Cheryl gets ready for a date in her apartment in Vancouver’s Downtown Eastside. Q: “What do you think people on the outside see in this photo?” A: “They see a young girl, me, Cheryl, putting on her lipstick, smiling, getting all dolled up for the night on the town or whatever she’s doing that afternoon or evening.”

Heroin Users Help Us See Photos Of Addiction Differently

After a year taking photos of three long-term heroin users, I turned to them to help interpret the images

Aaron Goodman
Mar 10, 2016 · 14 min read


Exploring a new approach to photography: A beautiful, generative failure

If the public and policy makers are divided about heroin-assisted treatment, a lack of information certainly won’t help. I wanted to see if a collaborative photography project would create a new type of imagery.
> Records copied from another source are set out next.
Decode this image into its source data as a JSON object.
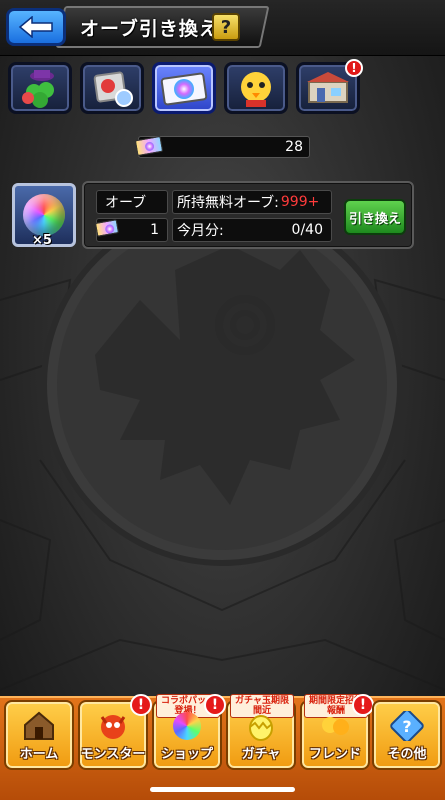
{
  "header": {
    "title": "オーブ引き換え",
    "help_label": "?"
  },
  "tabs": [
    {
      "name": "clover-hat",
      "active": false
    },
    {
      "name": "item-bag",
      "active": false
    },
    {
      "name": "rainbow-ticket",
      "active": true
    },
    {
      "name": "chick-monster",
      "active": false
    },
    {
      "name": "shop-building",
      "active": false,
      "badge": "!"
    }
  ],
  "ticket_balance": "28",
  "orb": {
    "multiplier": "×5",
    "label": "オーブ",
    "ticket_cost": "1",
    "free_label": "所持無料オーブ:",
    "free_value": "999+",
    "month_label": "今月分:",
    "month_value": "0/40",
    "exchange_button": "引き換え"
  },
  "navbar": {
    "items": [
      {
        "label": "ホーム",
        "icon": "house-icon"
      },
      {
        "label": "モンスター",
        "icon": "dragon-icon",
        "notice": "!"
      },
      {
        "label": "ショップ",
        "icon": "orb-icon",
        "notice": "!",
        "tag": "コラボパック登場！"
      },
      {
        "label": "ガチャ",
        "icon": "egg-icon",
        "tag": "ガチャ玉期限間近"
      },
      {
        "label": "フレンド",
        "icon": "friends-icon",
        "notice": "!",
        "tag": "期間限定招待報酬"
      },
      {
        "label": "その他",
        "icon": "question-icon"
      }
    ]
  },
  "colors": {
    "accent_red": "#ff3b3b",
    "button_green": "#2fa82a",
    "nav_orange": "#f09a10",
    "tab_active": "#4a62e8"
  }
}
I wondered if new imagery could spur new attitudes.

Photo: Larry Clark

Hearing from the heroin users

If there’s one thing I learned, it’s that images on their own are unable to communicate the full depth, complexity and humanity of drug users’ — or anyone’s — lives. From the outset of the project, I intended to pair the images with excerpts from interviews with the drug users.


PART ONE: CHERYL’S STORY

Cheryl returns to an alley in Vancouver’s Downtown Eastside where she lived for several years.
Cheryl self-injects her medication at Providence Healthcare’s Crosstown Clinic in Vancouver.
Cheryl cries in the yard of a church in Vancouver’s Downtown Eastside where her father’s funeral was held.
Cheryl prepares to use drugs in in her apartment in Vancouver’s Downtown Eastside.
Cheryl paints her nails before a court appearance about a sexual assault she experienced.
Cheryl paints her nails before a court appearance about a sexual assault she experienced.
Cheryl self-injects drugs in her apartment in Vancouver’s Downtown Eastside.


Vantage

Perspectives on Visual Storytelling

Aaron Goodman

Written by

Photo, multimedia, documentary. Human rights & genocide. Founder @storyturns.

Vantage

Vantage

Perspectives on Visual Storytelling